ASSIGNMENT:
Please repeat every entry that follows, keeping each one exactly the same.

# # #

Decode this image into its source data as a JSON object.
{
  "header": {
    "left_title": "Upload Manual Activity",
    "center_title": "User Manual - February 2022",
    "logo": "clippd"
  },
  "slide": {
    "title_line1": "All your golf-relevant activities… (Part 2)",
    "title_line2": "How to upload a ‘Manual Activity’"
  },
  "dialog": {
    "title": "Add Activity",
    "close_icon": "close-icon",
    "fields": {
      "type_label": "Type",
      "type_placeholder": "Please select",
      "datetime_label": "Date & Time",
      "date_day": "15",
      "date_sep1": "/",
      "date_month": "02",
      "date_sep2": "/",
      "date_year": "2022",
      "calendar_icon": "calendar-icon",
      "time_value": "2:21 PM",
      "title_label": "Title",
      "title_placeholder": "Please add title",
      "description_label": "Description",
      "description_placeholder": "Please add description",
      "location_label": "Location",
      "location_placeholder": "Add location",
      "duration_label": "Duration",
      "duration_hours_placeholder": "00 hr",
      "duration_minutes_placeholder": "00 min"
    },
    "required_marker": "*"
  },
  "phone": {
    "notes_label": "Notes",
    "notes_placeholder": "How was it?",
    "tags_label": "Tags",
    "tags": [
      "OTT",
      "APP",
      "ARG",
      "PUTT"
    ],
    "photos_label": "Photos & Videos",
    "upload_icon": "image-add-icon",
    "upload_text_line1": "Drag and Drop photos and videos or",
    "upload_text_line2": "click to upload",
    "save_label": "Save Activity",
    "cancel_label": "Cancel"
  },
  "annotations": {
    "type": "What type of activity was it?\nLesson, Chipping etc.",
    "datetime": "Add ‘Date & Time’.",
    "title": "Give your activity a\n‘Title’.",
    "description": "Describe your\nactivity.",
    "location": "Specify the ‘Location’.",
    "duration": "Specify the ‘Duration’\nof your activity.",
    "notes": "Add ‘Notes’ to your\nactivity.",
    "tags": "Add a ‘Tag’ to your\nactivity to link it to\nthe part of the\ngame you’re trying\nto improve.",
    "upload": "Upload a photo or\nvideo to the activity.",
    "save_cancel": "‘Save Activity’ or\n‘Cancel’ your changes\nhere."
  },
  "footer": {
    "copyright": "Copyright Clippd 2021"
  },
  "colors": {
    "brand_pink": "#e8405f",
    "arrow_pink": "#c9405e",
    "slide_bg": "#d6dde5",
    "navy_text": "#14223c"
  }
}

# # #

EXERCISE ANSWER:
Decode this image into its source data as a JSON object.
{
  "header": {
    "left_title": "Upload Manual Activity",
    "center_title": "User Manual - February 2022",
    "logo": "clippd"
  },
  "slide": {
    "title_line1": "All your golf-relevant activities… (Part 2)",
    "title_line2": "How to upload a ‘Manual Activity’"
  },
  "dialog": {
    "title": "Add Activity",
    "close_icon": "close-icon",
    "fields": {
      "type_label": "Type",
      "type_placeholder": "Please select",
      "datetime_label": "Date & Time",
      "date_day": "15",
      "date_sep1": "/",
      "date_month": "02",
      "date_sep2": "/",
      "date_year": "2022",
      "calendar_icon": "calendar-icon",
      "time_value": "2:21 PM",
      "title_label": "Title",
      "title_placeholder": "Please add title",
      "description_label": "Description",
      "description_placeholder": "Please add description",
      "location_label": "Location",
      "location_placeholder": "Add location",
      "duration_label": "Duration",
      "duration_hours_placeholder": "00 hr",
      "duration_minutes_placeholder": "00 min"
    },
    "required_marker": "*"
  },
  "phone": {
    "notes_label": "Notes",
    "notes_placeholder": "How was it?",
    "tags_label": "Tags",
    "tags": [
      "OTT",
      "APP",
      "ARG",
      "PUTT"
    ],
    "photos_label": "Photos & Videos",
    "upload_icon": "image-add-icon",
    "upload_text_line1": "Drag and Drop photos and videos or",
    "upload_text_line2": "click to upload",
    "save_label": "Save Activity",
    "cancel_label": "Cancel"
  },
  "annotations": {
    "type": "What type of activity was it?\nLesson, Chipping etc.",
    "datetime": "Add ‘Date & Time’.",
    "title": "Give your activity a\n‘Title’.",
    "description": "Describe your\nactivity.",
    "location": "Specify the ‘Location’.",
    "duration": "Specify the ‘Duration’\nof your activity.",
    "notes": "Add ‘Notes’ to your\nactivity.",
    "tags": "Add a ‘Tag’ to your\nactivity to link it to\nthe part of the\ngame you’re trying\nto improve.",
    "upload": "Upload a photo or\nvideo to the activity.",
    "save_cancel": "‘Save Activity’ or\n‘Cancel’ your changes\nhere."
  },
  "footer": {
    "copyright": "Copyright Clippd 2021"
  },
  "colors": {
    "brand_pink": "#e8405f",
    "arrow_pink": "#c9405e",
    "slide_bg": "#d6dde5",
    "navy_text": "#14223c"
  }
}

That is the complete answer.